Exercise brief
Filter the material below so that only lines containing "entreprise" remain.

Data supplied Start Marker

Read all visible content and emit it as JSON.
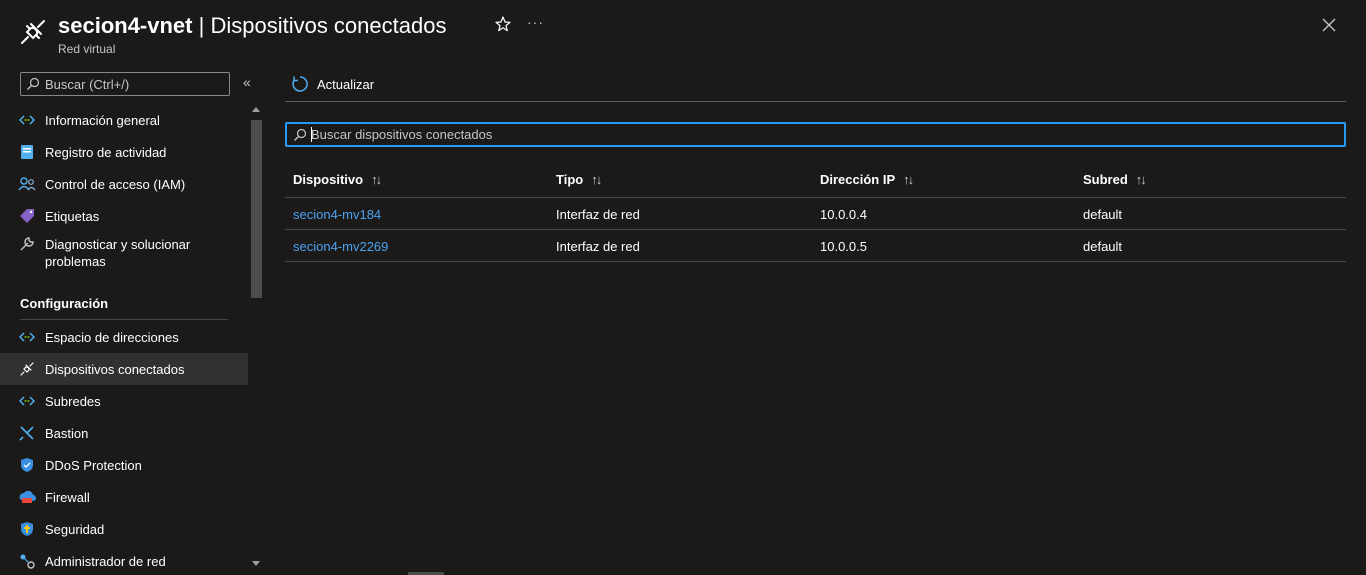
{
  "header": {
    "resource_name": "secion4-vnet",
    "separator": " | ",
    "page_title": "Dispositivos conectados",
    "subtitle": "Red virtual",
    "more_label": "···"
  },
  "sidebar": {
    "search_placeholder": "Buscar (Ctrl+/)",
    "collapse_label": "«",
    "items_top": [
      {
        "label": "Información general",
        "icon": "network-icon"
      },
      {
        "label": "Registro de actividad",
        "icon": "activity-log-icon"
      },
      {
        "label": "Control de acceso (IAM)",
        "icon": "iam-icon"
      },
      {
        "label": "Etiquetas",
        "icon": "tag-icon"
      },
      {
        "label": "Diagnosticar y solucionar problemas",
        "icon": "wrench-icon"
      }
    ],
    "section_configuracion": "Configuración",
    "items_config": [
      {
        "label": "Espacio de direcciones",
        "icon": "network-icon"
      },
      {
        "label": "Dispositivos conectados",
        "icon": "plug-icon",
        "active": true
      },
      {
        "label": "Subredes",
        "icon": "network-icon"
      },
      {
        "label": "Bastion",
        "icon": "bastion-icon"
      },
      {
        "label": "DDoS Protection",
        "icon": "shield-icon"
      },
      {
        "label": "Firewall",
        "icon": "firewall-icon"
      },
      {
        "label": "Seguridad",
        "icon": "security-shield-icon"
      },
      {
        "label": "Administrador de red",
        "icon": "network-manager-icon"
      }
    ]
  },
  "toolbar": {
    "refresh_label": "Actualizar"
  },
  "search": {
    "placeholder": "Buscar dispositivos conectados"
  },
  "table": {
    "columns": [
      "Dispositivo",
      "Tipo",
      "Dirección IP",
      "Subred"
    ],
    "sort_glyph": "↑↓",
    "rows": [
      {
        "device": "secion4-mv184",
        "type": "Interfaz de red",
        "ip": "10.0.0.4",
        "subnet": "default"
      },
      {
        "device": "secion4-mv2269",
        "type": "Interfaz de red",
        "ip": "10.0.0.5",
        "subnet": "default"
      }
    ]
  },
  "colors": {
    "background": "#1b1a19",
    "accent": "#2899f5",
    "link": "#4ca2f0",
    "active_item": "#323130"
  }
}
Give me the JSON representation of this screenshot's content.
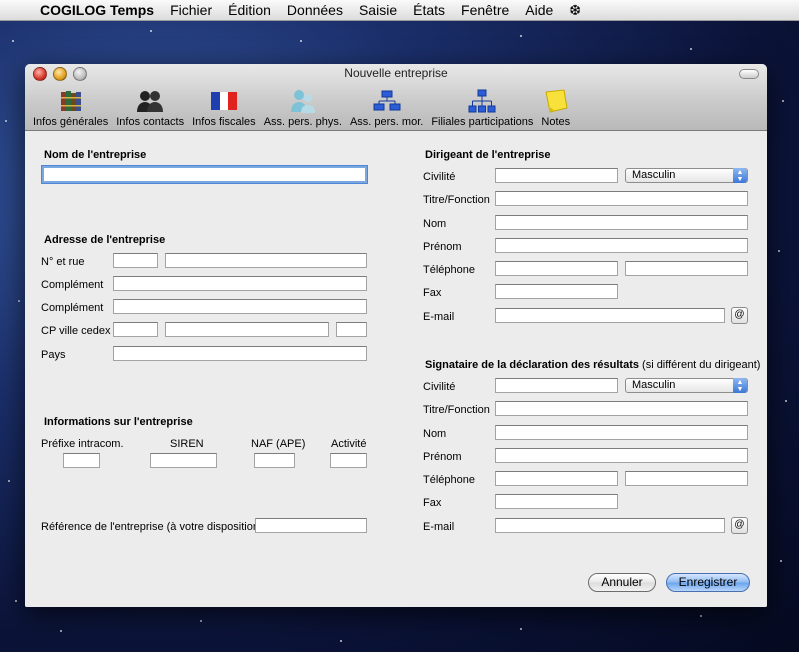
{
  "menubar": {
    "app_name": "COGILOG Temps",
    "items": [
      "Fichier",
      "Édition",
      "Données",
      "Saisie",
      "États",
      "Fenêtre",
      "Aide"
    ]
  },
  "window": {
    "title": "Nouvelle entreprise",
    "toolbar": [
      {
        "label": "Infos générales",
        "icon": "books-icon"
      },
      {
        "label": "Infos contacts",
        "icon": "people-icon"
      },
      {
        "label": "Infos fiscales",
        "icon": "french-flag-icon"
      },
      {
        "label": "Ass. pers. phys.",
        "icon": "persons-icon"
      },
      {
        "label": "Ass. pers. mor.",
        "icon": "org-chart-icon"
      },
      {
        "label": "Filiales participations",
        "icon": "hierarchy-icon"
      },
      {
        "label": "Notes",
        "icon": "sticky-note-icon"
      }
    ]
  },
  "left": {
    "company_name_heading": "Nom de l'entreprise",
    "company_name_value": "",
    "address_heading": "Adresse de l'entreprise",
    "address_labels": {
      "street": "N° et rue",
      "complement1": "Complément",
      "complement2": "Complément",
      "cp_city": "CP ville cedex",
      "country": "Pays"
    },
    "info_heading": "Informations sur l'entreprise",
    "info_labels": {
      "prefix": "Préfixe intracom.",
      "siren": "SIREN",
      "naf": "NAF (APE)",
      "activity": "Activité"
    },
    "reference_label": "Référence de l'entreprise (à votre disposition)"
  },
  "right": {
    "director_heading": "Dirigeant de l'entreprise",
    "signatory_heading": "Signataire de la déclaration des résultats",
    "signatory_note": "(si différent du dirigeant)",
    "labels": {
      "civility": "Civilité",
      "title": "Titre/Fonction",
      "name": "Nom",
      "firstname": "Prénom",
      "phone": "Téléphone",
      "fax": "Fax",
      "email": "E-mail"
    },
    "civility_value": "Masculin",
    "at_symbol": "@"
  },
  "buttons": {
    "cancel": "Annuler",
    "save": "Enregistrer"
  }
}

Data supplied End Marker

Output for this exercise
    "title": "Nouvelle entreprise",
    "company_name_heading": "Nom de l'entreprise",
    "address_heading": "Adresse de l'entreprise",
    "info_heading": "Informations sur l'entreprise",
    "reference_label": "Référence de l'entreprise (à votre disposition)"
    "director_heading": "Dirigeant de l'entreprise",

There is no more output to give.